▸ Task directions
Would you print all of the entries exactly, please, but without their pictures?

(The records Opens)

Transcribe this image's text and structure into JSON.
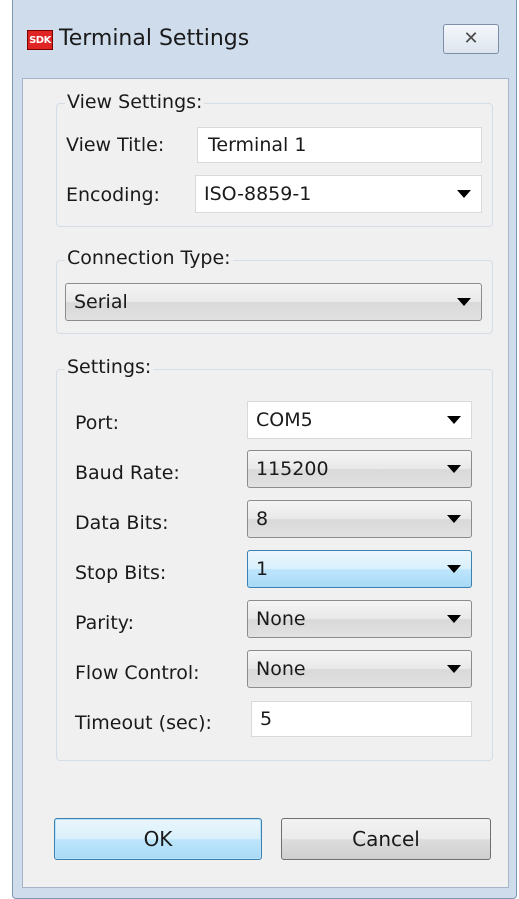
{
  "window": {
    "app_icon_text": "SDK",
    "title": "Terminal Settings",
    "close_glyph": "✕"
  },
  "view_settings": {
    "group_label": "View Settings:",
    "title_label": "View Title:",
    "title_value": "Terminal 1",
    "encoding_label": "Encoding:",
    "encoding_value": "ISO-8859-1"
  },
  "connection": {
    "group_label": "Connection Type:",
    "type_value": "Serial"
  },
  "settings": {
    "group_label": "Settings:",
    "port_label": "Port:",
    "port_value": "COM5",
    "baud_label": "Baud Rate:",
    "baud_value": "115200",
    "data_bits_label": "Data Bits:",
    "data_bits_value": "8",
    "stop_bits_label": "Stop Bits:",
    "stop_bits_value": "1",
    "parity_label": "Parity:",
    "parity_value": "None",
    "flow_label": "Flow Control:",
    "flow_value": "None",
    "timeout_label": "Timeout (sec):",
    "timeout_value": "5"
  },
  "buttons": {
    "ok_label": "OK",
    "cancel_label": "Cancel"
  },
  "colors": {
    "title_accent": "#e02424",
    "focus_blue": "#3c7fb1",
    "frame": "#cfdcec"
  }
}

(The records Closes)

▸ Task output
Transcribe this image's text and structure into JSON.
{
  "window": {
    "app_icon_text": "SDK",
    "title": "Terminal Settings",
    "close_glyph": "✕"
  },
  "view_settings": {
    "group_label": "View Settings:",
    "title_label": "View Title:",
    "title_value": "Terminal 1",
    "encoding_label": "Encoding:",
    "encoding_value": "ISO-8859-1"
  },
  "connection": {
    "group_label": "Connection Type:",
    "type_value": "Serial"
  },
  "settings": {
    "group_label": "Settings:",
    "port_label": "Port:",
    "port_value": "COM5",
    "baud_label": "Baud Rate:",
    "baud_value": "115200",
    "data_bits_label": "Data Bits:",
    "data_bits_value": "8",
    "stop_bits_label": "Stop Bits:",
    "stop_bits_value": "1",
    "parity_label": "Parity:",
    "parity_value": "None",
    "flow_label": "Flow Control:",
    "flow_value": "None",
    "timeout_label": "Timeout (sec):",
    "timeout_value": "5"
  },
  "buttons": {
    "ok_label": "OK",
    "cancel_label": "Cancel"
  },
  "colors": {
    "title_accent": "#e02424",
    "focus_blue": "#3c7fb1",
    "frame": "#cfdcec"
  }
}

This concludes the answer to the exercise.